The rise of financial startups has taken bank bashing to new levels. FinTech has become a metaphor for all that banks should but could never be. Enough and more has been said about what banks need to learn, not to mention fear, from their new rivals.
But there is always another side to every story, and the spate of FinTech-bank collaborations is proof of that. Why else would FinTech companies do a U-turn to partner with the same banks they were supposed to slay? The truth is that while financial startups are doing some things right, they still have a lot to learn and gain from their traditional banking rivals.
Dealing with regulation:
There’s probably no better example than Lending Club, where dubious lending practices and lack of disclosure forced the ouster of its CEO, earlier this year. FinTech firms, which enjoyed a relatively free run until now, are slowly but surely being regulated in most parts of the world.
In an interview in November last year, a senior executive of Silicon Valley Bank said FinTech companies were struggling to navigate the maze of governing authorities and rules, many of which were framed in the pre-internet era. Most FinTech firms simply don’t know how to handle the regulations that are coming their way. And there’s no better teacher for that than the traditional bank. This is amply clear from the findings of an EIU survey of 100 bankers and 100 FinTech executives where, when asked to (self) assess banking strengths and FinTech weaknesses, more than 80% of respondents said that banks’ experience with regulation was an important strength and FinTech’s inexperience, an important weakness.
Understanding customer behaviour:
This complementarity between banks’ and FinTech’s strengths and weaknesses is very evident from the survey. For instance, banks see their existing customer base as an obvious strength, whereas FinTech is conscious of the need to build one.
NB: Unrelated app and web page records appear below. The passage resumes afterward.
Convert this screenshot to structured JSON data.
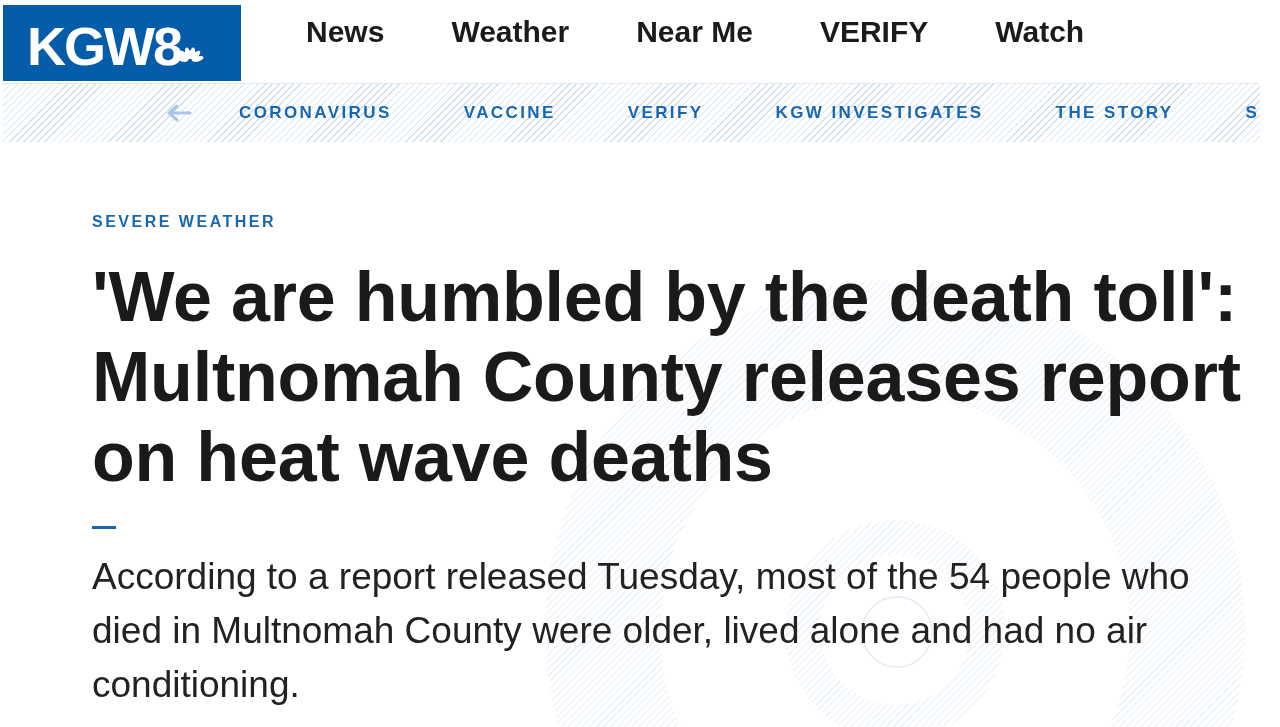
{
  "header": {
    "logo": {
      "text": "KGW8"
    },
    "nav": [
      {
        "label": "News"
      },
      {
        "label": "Weather"
      },
      {
        "label": "Near Me"
      },
      {
        "label": "VERIFY"
      },
      {
        "label": "Watch"
      }
    ]
  },
  "subnav": {
    "items": [
      {
        "label": "CORONAVIRUS"
      },
      {
        "label": "VACCINE"
      },
      {
        "label": "VERIFY"
      },
      {
        "label": "KGW INVESTIGATES"
      },
      {
        "label": "THE STORY"
      },
      {
        "label": "S"
      }
    ]
  },
  "article": {
    "category": "SEVERE WEATHER",
    "headline": "'We are humbled by the death toll': Multnomah County releases report on heat wave deaths",
    "summary": "According to a report released Tuesday, most of the 54 people who died in Multnomah County were older, lived alone and had no air conditioning."
  }
}
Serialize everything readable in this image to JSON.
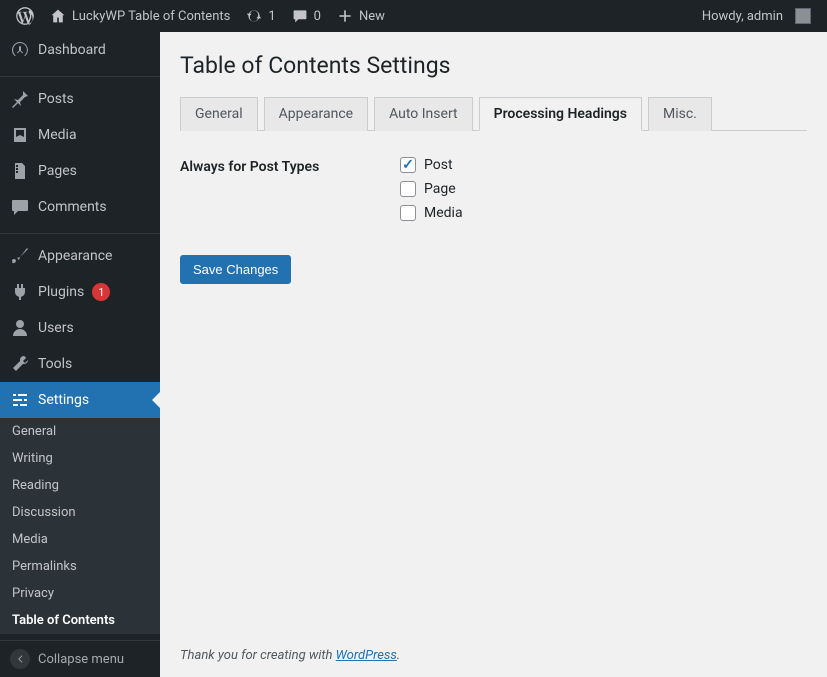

This signals a compelling opportunity for partnership between the two. Remember that most FinTech companies have very sophisticated analytical abilities, but very little customer data given their short history and limited clientele. However, once they gain access to a bank’s rich customer data, they can fully exploit this resource — so far underutilised by banks — to understand customer behavior in great detail, and create even better products and experiences around it.
Even today, the most successful startups are just that — startups. One reason for this is that while FinTech firms excel at generating ideas and innovation, they don’t focus enough on business development. A second, equally important, reason is that the regulations in most countries stipulate that only licensed entities may sell mass banking products.
Hence one of the biggest lessons that banks can give FinTech is how to build scale. Even the smallest of banks have considerable scale in terms of customer base, financial resources, product and service portfolio, channel network, manpower and infrastructure, enabling them to easily take an innovative idea to the world. Recently, the Lloyds Banking Group announced a mentoring scheme for FinTech through which they plan to share their experience of the challenges and opportunities that are part and parcel of a business of that scale. Working closely with a bank would enable FinTech firms to tap into such valuable knowhow.
It might even allow them to piggyback on the bank’s licensed status, and also its access to financial networks, to sell a wider range of banking products. This is exactly what Lending Club and Moven are doing through their alliances with WebBank and CBW, respectively.
The storm of FinTech-led banking disruption seems to have moderated, and we are now witnessing the calm of collaboration. Both, banks and startups have realised that there is more to be gained from cooperation than confrontation. FinTech-bank cooperation can come in several formats such as incubators, accelerators, hackathons and other methods like corporate venturing.
In the seventh annual edition of the EFMA-Infosys Finacle survey on banking innovation, about one in five banks already had an incubator, either solely owned (Sberbank in Russia), or jointly with external partners (Barclays, DBS and Citigroup). For banks, such partnerships represent an opportunity to enhance innovation, agility and customer-centricity. But FinTech companies are equal beneficiaries, because working closely with banks allows them to gain access to capital and insights into how to run a business at scale, understand customer behavior, and manage risk and regulatory compliance.